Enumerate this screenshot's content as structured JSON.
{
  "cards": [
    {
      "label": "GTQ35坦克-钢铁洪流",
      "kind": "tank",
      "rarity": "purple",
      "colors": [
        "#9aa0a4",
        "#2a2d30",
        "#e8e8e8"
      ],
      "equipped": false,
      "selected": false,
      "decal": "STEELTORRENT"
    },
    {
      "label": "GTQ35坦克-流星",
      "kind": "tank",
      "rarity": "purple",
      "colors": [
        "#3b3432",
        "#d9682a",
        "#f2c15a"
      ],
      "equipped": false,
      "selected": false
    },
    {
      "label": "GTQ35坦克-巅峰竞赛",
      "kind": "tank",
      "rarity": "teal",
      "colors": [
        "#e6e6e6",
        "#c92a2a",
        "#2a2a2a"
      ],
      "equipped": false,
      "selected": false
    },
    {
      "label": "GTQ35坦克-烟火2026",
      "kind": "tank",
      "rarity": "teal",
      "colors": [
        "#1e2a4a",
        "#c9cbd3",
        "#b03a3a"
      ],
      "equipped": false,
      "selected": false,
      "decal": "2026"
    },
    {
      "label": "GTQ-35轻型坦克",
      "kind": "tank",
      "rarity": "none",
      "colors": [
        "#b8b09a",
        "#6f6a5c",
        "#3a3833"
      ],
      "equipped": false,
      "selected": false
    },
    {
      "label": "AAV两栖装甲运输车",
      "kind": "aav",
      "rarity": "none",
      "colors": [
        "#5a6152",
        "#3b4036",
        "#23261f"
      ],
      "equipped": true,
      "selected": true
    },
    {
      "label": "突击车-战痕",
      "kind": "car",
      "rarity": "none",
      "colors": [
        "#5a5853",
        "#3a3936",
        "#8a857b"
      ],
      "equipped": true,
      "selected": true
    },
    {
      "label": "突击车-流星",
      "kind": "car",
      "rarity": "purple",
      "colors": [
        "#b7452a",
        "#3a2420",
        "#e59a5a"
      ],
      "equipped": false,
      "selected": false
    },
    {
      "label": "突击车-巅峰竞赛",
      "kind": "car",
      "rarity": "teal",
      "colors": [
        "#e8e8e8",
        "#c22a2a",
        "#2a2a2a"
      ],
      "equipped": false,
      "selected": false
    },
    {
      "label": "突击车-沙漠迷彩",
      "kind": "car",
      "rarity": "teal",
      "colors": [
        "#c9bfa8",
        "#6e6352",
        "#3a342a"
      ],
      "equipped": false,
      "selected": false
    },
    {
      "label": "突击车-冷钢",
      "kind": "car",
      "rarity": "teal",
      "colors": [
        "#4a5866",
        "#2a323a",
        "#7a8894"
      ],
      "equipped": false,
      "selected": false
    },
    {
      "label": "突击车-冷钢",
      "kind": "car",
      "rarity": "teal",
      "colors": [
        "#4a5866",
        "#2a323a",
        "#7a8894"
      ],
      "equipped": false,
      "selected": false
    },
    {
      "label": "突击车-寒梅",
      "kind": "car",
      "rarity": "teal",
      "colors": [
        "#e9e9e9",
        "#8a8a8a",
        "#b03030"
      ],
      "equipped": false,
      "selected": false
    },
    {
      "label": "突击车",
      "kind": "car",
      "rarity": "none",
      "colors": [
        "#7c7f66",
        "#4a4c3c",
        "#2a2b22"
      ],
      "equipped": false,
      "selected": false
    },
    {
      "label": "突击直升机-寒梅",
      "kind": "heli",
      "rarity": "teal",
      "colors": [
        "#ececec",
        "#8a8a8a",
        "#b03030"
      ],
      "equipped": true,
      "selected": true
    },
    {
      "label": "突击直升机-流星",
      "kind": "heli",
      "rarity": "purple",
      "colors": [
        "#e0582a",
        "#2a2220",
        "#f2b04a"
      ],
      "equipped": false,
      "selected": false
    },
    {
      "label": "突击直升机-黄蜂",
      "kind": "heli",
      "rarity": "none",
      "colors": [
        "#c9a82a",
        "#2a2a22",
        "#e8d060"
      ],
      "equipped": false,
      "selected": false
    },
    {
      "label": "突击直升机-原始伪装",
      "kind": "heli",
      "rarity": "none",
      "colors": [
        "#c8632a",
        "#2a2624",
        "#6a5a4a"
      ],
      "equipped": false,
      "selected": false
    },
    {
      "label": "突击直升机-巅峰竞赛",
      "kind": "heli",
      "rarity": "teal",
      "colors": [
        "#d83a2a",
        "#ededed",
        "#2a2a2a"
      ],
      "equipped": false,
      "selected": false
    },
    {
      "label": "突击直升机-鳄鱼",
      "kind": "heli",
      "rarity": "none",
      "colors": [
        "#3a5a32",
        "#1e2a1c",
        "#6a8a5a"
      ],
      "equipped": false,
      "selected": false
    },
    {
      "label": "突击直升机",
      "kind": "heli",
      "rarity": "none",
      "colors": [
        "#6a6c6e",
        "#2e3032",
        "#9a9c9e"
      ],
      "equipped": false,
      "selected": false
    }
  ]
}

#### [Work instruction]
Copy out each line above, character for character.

#### [Expected output]
Enumerate this screenshot's content as structured JSON.
{
  "cards": [
    {
      "label": "GTQ35坦克-钢铁洪流",
      "kind": "tank",
      "rarity": "purple",
      "colors": [
        "#9aa0a4",
        "#2a2d30",
        "#e8e8e8"
      ],
      "equipped": false,
      "selected": false,
      "decal": "STEELTORRENT"
    },
    {
      "label": "GTQ35坦克-流星",
      "kind": "tank",
      "rarity": "purple",
      "colors": [
        "#3b3432",
        "#d9682a",
        "#f2c15a"
      ],
      "equipped": false,
      "selected": false
    },
    {
      "label": "GTQ35坦克-巅峰竞赛",
      "kind": "tank",
      "rarity": "teal",
      "colors": [
        "#e6e6e6",
        "#c92a2a",
        "#2a2a2a"
      ],
      "equipped": false,
      "selected": false
    },
    {
      "label": "GTQ35坦克-烟火2026",
      "kind": "tank",
      "rarity": "teal",
      "colors": [
        "#1e2a4a",
        "#c9cbd3",
        "#b03a3a"
      ],
      "equipped": false,
      "selected": false,
      "decal": "2026"
    },
    {
      "label": "GTQ-35轻型坦克",
      "kind": "tank",
      "rarity": "none",
      "colors": [
        "#b8b09a",
        "#6f6a5c",
        "#3a3833"
      ],
      "equipped": false,
      "selected": false
    },
    {
      "label": "AAV两栖装甲运输车",
      "kind": "aav",
      "rarity": "none",
      "colors": [
        "#5a6152",
        "#3b4036",
        "#23261f"
      ],
      "equipped": true,
      "selected": true
    },
    {
      "label": "突击车-战痕",
      "kind": "car",
      "rarity": "none",
      "colors": [
        "#5a5853",
        "#3a3936",
        "#8a857b"
      ],
      "equipped": true,
      "selected": true
    },
    {
      "label": "突击车-流星",
      "kind": "car",
      "rarity": "purple",
      "colors": [
        "#b7452a",
        "#3a2420",
        "#e59a5a"
      ],
      "equipped": false,
      "selected": false
    },
    {
      "label": "突击车-巅峰竞赛",
      "kind": "car",
      "rarity": "teal",
      "colors": [
        "#e8e8e8",
        "#c22a2a",
        "#2a2a2a"
      ],
      "equipped": false,
      "selected": false
    },
    {
      "label": "突击车-沙漠迷彩",
      "kind": "car",
      "rarity": "teal",
      "colors": [
        "#c9bfa8",
        "#6e6352",
        "#3a342a"
      ],
      "equipped": false,
      "selected": false
    },
    {
      "label": "突击车-冷钢",
      "kind": "car",
      "rarity": "teal",
      "colors": [
        "#4a5866",
        "#2a323a",
        "#7a8894"
      ],
      "equipped": false,
      "selected": false
    },
    {
      "label": "突击车-冷钢",
      "kind": "car",
      "rarity": "teal",
      "colors": [
        "#4a5866",
        "#2a323a",
        "#7a8894"
      ],
      "equipped": false,
      "selected": false
    },
    {
      "label": "突击车-寒梅",
      "kind": "car",
      "rarity": "teal",
      "colors": [
        "#e9e9e9",
        "#8a8a8a",
        "#b03030"
      ],
      "equipped": false,
      "selected": false
    },
    {
      "label": "突击车",
      "kind": "car",
      "rarity": "none",
      "colors": [
        "#7c7f66",
        "#4a4c3c",
        "#2a2b22"
      ],
      "equipped": false,
      "selected": false
    },
    {
      "label": "突击直升机-寒梅",
      "kind": "heli",
      "rarity": "teal",
      "colors": [
        "#ececec",
        "#8a8a8a",
        "#b03030"
      ],
      "equipped": true,
      "selected": true
    },
    {
      "label": "突击直升机-流星",
      "kind": "heli",
      "rarity": "purple",
      "colors": [
        "#e0582a",
        "#2a2220",
        "#f2b04a"
      ],
      "equipped": false,
      "selected": false
    },
    {
      "label": "突击直升机-黄蜂",
      "kind": "heli",
      "rarity": "none",
      "colors": [
        "#c9a82a",
        "#2a2a22",
        "#e8d060"
      ],
      "equipped": false,
      "selected": false
    },
    {
      "label": "突击直升机-原始伪装",
      "kind": "heli",
      "rarity": "none",
      "colors": [
        "#c8632a",
        "#2a2624",
        "#6a5a4a"
      ],
      "equipped": false,
      "selected": false
    },
    {
      "label": "突击直升机-巅峰竞赛",
      "kind": "heli",
      "rarity": "teal",
      "colors": [
        "#d83a2a",
        "#ededed",
        "#2a2a2a"
      ],
      "equipped": false,
      "selected": false
    },
    {
      "label": "突击直升机-鳄鱼",
      "kind": "heli",
      "rarity": "none",
      "colors": [
        "#3a5a32",
        "#1e2a1c",
        "#6a8a5a"
      ],
      "equipped": false,
      "selected": false
    },
    {
      "label": "突击直升机",
      "kind": "heli",
      "rarity": "none",
      "colors": [
        "#6a6c6e",
        "#2e3032",
        "#9a9c9e"
      ],
      "equipped": false,
      "selected": false
    }
  ]
}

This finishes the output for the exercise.